Entries from a dataset of interfaces

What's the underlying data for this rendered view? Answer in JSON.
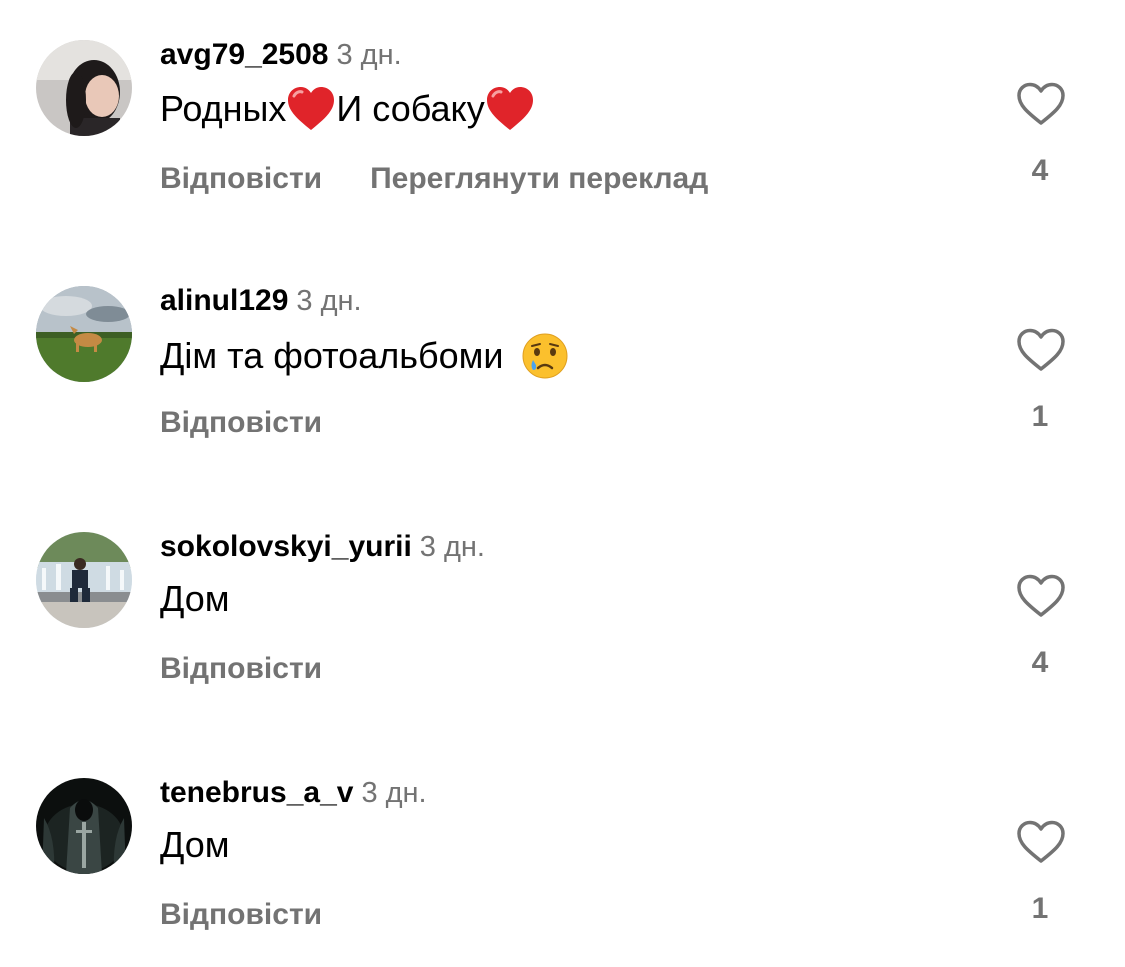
{
  "comments": [
    {
      "username": "avg79_2508",
      "time": "3 дн.",
      "text_part1": "Родных",
      "text_part2": "И собаку",
      "reply": "Відповісти",
      "translate": "Переглянути переклад",
      "likes": "4"
    },
    {
      "username": "alinul129",
      "time": "3 дн.",
      "text": "Дім та фотоальбоми",
      "emoji": "crying-face",
      "reply": "Відповісти",
      "likes": "1"
    },
    {
      "username": "sokolovskyi_yurii",
      "time": "3 дн.",
      "text": "Дом",
      "reply": "Відповісти",
      "likes": "4"
    },
    {
      "username": "tenebrus_a_v",
      "time": "3 дн.",
      "text": "Дом",
      "reply": "Відповісти",
      "likes": "1"
    }
  ],
  "icons": {
    "like": "heart-outline-icon",
    "emoji_heart": "red-heart",
    "emoji_tear": "crying-face"
  },
  "colors": {
    "secondary_text": "#737373",
    "primary_text": "#000000",
    "background": "#ffffff"
  }
}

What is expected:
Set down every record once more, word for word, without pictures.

Written answer:
What's the underlying data for this rendered view? Answer in JSON.
{
  "comments": [
    {
      "username": "avg79_2508",
      "time": "3 дн.",
      "text_part1": "Родных",
      "text_part2": "И собаку",
      "reply": "Відповісти",
      "translate": "Переглянути переклад",
      "likes": "4"
    },
    {
      "username": "alinul129",
      "time": "3 дн.",
      "text": "Дім та фотоальбоми",
      "emoji": "crying-face",
      "reply": "Відповісти",
      "likes": "1"
    },
    {
      "username": "sokolovskyi_yurii",
      "time": "3 дн.",
      "text": "Дом",
      "reply": "Відповісти",
      "likes": "4"
    },
    {
      "username": "tenebrus_a_v",
      "time": "3 дн.",
      "text": "Дом",
      "reply": "Відповісти",
      "likes": "1"
    }
  ],
  "icons": {
    "like": "heart-outline-icon",
    "emoji_heart": "red-heart",
    "emoji_tear": "crying-face"
  },
  "colors": {
    "secondary_text": "#737373",
    "primary_text": "#000000",
    "background": "#ffffff"
  }
}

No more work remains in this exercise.